[Items from an interface collection]
--
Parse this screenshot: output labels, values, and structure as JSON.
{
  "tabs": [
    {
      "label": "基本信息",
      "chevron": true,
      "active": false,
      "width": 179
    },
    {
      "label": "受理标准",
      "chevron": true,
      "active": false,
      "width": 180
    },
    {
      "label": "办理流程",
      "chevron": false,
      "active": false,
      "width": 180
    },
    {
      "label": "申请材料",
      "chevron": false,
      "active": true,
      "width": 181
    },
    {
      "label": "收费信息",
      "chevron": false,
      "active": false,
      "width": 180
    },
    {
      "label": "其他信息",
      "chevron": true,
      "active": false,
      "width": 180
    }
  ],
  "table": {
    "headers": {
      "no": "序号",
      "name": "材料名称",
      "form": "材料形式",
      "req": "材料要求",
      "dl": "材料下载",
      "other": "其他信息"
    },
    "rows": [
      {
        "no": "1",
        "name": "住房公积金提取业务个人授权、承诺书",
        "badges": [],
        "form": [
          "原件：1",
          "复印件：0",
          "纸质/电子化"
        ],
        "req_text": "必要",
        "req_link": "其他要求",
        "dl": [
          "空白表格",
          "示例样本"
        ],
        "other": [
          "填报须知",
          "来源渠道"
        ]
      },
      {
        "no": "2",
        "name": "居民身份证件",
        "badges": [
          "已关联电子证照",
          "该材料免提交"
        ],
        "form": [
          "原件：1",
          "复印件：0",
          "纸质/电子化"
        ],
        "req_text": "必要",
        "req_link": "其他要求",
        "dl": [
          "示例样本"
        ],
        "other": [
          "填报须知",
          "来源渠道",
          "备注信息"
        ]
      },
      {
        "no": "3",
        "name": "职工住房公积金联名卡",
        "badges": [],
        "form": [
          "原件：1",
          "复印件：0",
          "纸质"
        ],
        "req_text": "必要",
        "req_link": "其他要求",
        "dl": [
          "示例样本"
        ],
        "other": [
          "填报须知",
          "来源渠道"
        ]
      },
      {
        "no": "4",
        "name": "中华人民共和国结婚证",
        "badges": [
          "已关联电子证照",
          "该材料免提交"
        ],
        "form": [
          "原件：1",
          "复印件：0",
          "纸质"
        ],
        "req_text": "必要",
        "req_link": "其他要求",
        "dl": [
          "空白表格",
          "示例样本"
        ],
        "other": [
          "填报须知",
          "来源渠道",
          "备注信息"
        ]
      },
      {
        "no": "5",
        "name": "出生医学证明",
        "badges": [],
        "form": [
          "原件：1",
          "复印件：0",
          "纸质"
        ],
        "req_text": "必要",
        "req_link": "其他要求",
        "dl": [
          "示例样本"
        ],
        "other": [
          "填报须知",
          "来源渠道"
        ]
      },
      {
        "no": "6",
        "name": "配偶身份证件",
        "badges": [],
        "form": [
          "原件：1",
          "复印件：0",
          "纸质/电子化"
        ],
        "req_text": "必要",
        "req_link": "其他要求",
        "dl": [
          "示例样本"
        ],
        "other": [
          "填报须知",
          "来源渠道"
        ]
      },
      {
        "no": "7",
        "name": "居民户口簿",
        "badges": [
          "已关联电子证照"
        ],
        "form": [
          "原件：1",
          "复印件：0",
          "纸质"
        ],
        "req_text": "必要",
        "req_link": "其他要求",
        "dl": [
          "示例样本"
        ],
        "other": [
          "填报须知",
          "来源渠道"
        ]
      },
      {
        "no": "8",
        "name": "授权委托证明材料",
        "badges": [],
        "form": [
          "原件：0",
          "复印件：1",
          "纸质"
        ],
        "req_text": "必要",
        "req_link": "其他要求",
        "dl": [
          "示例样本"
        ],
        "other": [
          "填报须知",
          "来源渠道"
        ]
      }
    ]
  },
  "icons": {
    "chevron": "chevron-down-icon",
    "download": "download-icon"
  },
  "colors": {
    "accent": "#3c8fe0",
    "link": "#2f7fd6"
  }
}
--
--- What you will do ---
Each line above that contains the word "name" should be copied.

--- Result ---
      "name": "材料名称",
        "name": "住房公积金提取业务个人授权、承诺书",
        "name": "居民身份证件",
        "name": "职工住房公积金联名卡",
        "name": "中华人民共和国结婚证",
        "name": "出生医学证明",
        "name": "配偶身份证件",
        "name": "居民户口簿",
        "name": "授权委托证明材料",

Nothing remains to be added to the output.